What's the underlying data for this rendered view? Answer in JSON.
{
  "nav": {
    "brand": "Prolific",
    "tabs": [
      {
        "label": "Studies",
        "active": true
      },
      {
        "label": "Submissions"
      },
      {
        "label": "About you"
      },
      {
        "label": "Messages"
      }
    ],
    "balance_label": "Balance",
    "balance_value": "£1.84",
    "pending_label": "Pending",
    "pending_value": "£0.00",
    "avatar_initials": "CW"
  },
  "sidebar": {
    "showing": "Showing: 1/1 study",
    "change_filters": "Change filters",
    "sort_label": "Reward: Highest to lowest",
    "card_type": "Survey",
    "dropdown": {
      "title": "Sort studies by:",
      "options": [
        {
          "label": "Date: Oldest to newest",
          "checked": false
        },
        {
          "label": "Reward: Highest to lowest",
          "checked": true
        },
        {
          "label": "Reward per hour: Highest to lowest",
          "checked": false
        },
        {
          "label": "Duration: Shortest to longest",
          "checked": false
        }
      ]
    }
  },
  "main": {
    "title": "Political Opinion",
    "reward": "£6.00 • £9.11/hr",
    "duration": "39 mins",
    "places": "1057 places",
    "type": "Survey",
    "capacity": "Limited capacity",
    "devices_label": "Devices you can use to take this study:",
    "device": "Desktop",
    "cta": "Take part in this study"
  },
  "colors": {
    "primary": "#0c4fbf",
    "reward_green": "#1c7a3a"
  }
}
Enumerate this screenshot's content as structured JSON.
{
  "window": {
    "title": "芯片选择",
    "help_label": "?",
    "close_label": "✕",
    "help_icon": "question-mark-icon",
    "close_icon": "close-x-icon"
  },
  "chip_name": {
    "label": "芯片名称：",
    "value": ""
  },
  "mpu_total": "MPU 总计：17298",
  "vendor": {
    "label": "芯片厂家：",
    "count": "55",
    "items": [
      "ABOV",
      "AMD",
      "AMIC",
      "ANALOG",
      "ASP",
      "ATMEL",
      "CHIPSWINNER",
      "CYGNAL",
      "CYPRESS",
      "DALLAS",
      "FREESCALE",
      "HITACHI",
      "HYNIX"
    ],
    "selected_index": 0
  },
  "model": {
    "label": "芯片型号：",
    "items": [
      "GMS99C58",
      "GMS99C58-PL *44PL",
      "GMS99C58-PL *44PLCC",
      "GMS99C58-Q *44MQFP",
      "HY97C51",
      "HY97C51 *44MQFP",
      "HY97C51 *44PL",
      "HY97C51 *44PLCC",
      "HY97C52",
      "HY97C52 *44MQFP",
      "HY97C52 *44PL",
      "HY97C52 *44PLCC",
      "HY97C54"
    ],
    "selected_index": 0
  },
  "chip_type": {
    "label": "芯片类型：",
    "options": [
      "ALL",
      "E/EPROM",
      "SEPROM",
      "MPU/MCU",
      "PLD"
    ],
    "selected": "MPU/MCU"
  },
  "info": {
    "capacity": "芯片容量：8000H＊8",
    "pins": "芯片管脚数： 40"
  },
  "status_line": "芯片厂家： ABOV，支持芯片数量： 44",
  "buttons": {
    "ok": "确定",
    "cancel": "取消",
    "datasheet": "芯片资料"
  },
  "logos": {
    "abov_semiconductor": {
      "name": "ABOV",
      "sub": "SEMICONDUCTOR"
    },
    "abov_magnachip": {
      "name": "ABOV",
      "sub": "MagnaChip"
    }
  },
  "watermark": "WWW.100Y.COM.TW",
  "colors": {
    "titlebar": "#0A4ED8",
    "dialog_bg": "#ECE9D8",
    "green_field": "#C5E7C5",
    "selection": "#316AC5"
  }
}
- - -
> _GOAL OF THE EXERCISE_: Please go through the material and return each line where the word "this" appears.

> _RESULT OF THE EXERCISE_:
What's the underlying data for this rendered view? Answer in JSON.
    "devices_label": "Devices you can use to take this study:",
    "cta": "Take part in this study"
Enumerate this screenshot's content as structured JSON.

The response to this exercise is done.